Americans bought new cars and trucks in September at the fastest pace in more than four years.
21 car companies in the U.S. market reported 1.19 million sales, which
equals a seasonally adjusted annual rate (SAAR) of 14.94 million, sales
tracker Autodata calculates. That trumps the 13.14 million a year ago
and is best since 15.11 million in March 2008.
Even ho-hum results
from General Motors and Ford Motor have optimistic explanations:
They're selling as many vehicles as they did a year ago, when they were
able to exploit shortages among Japanese-brand automakers caused by the
tsunami in Japan and flooding in Thailand.
"That's pretty good.
It's a healthy market, and there still are people waiting on the
sidelines" who'll buy new vehicles if they sense economic stability,
says Jesse Toprak, head of market intelligence at TrueCar.com, a
consulting and auto-pricing company.
Still, Ford and GM are dying in troubled Europe, so they need very healthy North American sales to balance overseas losses.
usual suspects are behind the continued relative strength" in
new-vehicle sales: a "light recovery in the housing markets, stable (if
uninspiring) levels of employment, easing credit availability ... and
the need to replace aging cars," investment analyst Brian Johnson at
Barclays wrote to clients Tuesday.
The average age of vehicles on
the road is about 11 years, according to data from Polk, which tracks
vehicle registrations.
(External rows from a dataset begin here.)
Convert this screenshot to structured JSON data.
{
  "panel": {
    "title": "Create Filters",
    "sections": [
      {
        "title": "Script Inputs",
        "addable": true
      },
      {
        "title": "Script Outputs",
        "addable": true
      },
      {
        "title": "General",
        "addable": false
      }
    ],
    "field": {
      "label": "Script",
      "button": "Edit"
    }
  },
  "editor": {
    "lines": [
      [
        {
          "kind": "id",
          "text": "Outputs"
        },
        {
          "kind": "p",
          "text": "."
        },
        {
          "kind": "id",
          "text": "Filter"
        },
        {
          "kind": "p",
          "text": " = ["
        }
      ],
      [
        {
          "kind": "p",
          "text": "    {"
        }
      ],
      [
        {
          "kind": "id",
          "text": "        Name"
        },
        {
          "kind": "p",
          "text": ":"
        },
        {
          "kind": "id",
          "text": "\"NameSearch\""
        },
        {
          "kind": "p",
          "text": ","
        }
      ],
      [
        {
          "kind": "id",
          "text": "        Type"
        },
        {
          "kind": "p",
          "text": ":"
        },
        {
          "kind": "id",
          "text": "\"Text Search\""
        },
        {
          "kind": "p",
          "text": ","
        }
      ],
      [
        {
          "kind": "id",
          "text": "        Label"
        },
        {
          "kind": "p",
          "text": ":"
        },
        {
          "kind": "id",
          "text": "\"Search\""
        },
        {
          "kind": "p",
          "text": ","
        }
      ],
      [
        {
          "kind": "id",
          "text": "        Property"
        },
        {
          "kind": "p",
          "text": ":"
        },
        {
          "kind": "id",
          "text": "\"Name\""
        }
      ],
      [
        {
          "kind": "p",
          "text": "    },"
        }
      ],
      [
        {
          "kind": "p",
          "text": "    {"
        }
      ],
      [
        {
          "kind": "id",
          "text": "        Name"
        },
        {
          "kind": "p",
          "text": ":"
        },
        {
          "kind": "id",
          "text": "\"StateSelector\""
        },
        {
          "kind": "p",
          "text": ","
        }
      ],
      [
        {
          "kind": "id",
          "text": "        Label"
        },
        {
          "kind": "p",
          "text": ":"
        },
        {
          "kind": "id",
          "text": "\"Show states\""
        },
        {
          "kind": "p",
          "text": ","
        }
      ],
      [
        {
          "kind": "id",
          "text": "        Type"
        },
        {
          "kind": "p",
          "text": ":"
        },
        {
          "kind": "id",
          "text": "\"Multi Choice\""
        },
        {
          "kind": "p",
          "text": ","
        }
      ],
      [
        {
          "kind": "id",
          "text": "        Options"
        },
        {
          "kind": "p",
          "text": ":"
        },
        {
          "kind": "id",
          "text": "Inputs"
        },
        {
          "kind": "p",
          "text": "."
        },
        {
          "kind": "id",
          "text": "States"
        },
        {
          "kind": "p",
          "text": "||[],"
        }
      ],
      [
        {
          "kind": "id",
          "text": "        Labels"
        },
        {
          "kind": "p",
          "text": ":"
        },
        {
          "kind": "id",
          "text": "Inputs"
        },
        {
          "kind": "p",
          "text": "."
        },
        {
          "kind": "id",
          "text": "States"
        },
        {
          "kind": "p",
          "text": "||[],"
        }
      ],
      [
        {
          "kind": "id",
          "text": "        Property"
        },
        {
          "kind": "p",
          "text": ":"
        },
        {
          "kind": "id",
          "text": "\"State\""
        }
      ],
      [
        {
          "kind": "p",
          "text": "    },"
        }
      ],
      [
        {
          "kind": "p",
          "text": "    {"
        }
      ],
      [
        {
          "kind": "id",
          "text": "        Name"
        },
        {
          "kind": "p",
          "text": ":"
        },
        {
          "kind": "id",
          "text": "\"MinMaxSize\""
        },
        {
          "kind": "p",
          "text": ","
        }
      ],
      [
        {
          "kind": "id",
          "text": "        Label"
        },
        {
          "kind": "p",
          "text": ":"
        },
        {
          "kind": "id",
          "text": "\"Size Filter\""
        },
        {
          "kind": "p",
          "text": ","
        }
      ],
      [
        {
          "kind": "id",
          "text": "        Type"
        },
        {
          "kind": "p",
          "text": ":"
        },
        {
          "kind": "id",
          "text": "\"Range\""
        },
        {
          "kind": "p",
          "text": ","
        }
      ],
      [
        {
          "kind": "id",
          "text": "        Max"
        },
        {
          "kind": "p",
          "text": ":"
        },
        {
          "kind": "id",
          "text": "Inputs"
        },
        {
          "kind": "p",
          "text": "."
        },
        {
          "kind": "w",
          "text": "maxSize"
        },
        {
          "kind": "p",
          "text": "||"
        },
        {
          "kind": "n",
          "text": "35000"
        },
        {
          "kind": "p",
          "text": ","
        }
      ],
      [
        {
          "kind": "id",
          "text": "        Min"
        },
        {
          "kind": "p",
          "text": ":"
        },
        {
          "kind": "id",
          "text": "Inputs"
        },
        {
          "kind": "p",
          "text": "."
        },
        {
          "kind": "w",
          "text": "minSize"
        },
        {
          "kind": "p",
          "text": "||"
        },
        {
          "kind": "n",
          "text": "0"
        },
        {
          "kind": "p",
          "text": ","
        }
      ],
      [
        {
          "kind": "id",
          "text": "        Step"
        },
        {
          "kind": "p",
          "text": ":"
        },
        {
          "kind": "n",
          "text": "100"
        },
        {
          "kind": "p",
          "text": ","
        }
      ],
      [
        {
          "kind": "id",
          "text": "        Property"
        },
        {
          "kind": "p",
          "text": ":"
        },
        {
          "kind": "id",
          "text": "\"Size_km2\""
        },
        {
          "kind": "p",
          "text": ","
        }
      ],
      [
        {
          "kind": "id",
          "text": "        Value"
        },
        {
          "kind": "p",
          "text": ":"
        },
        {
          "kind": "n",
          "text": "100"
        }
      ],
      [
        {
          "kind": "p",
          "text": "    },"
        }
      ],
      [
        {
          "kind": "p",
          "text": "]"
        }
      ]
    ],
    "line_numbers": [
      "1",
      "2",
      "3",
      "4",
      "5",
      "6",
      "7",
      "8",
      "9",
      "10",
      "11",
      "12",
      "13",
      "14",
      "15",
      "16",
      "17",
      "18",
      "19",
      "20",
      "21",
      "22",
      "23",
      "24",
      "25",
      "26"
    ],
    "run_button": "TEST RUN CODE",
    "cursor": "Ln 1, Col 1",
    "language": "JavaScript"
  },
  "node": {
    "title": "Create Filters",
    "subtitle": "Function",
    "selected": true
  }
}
That's old enough to be running up big repair
bills and making new cars and their warranties, extended-service
intervals and safety features very appealing.
Also, data from
Polk, J.D. Power and Associates and TrueCar.com all show younger buyers
returning to the market at a faster clip than expected. They are the
foundation of automakers' sales and earnings growth as they get older
and more well-off and move up through pricier models.
"I'm not worried about this running out of steam anytime soon," Toprak says.
Group was the Detroit champ, performing "beyond expectations, with all
brands posting sales higher than a year ago," notes Edmunds.com analyst
Michelle Krebs. Its sales were up 12% from a year ago, best since
- General Motors inched ahead 1.5% as car
sales jumped and truck sales stumbled, leaving GM with an outsize
116-day supply of full-size pickups. At best, that's enough to keep
dealers supplied as GM shifts to production of the next-generation
pickups next year. At worst, it's a glut that'll require big,
- Ford Motor barely held even, down 0.2%. Ford points to big increases in small-car sales, best since 2002.
- Toyota and Honda sales zoomed, showing no lingering troubles from the tsunami and flooding.
relied on trucks to keep sales from falling more than the 1.1% they
did. Nissan suffered the least of the major Japan brands during the
natural disasters, so its comparison is to a stronger sales period than
Honda and Toyota.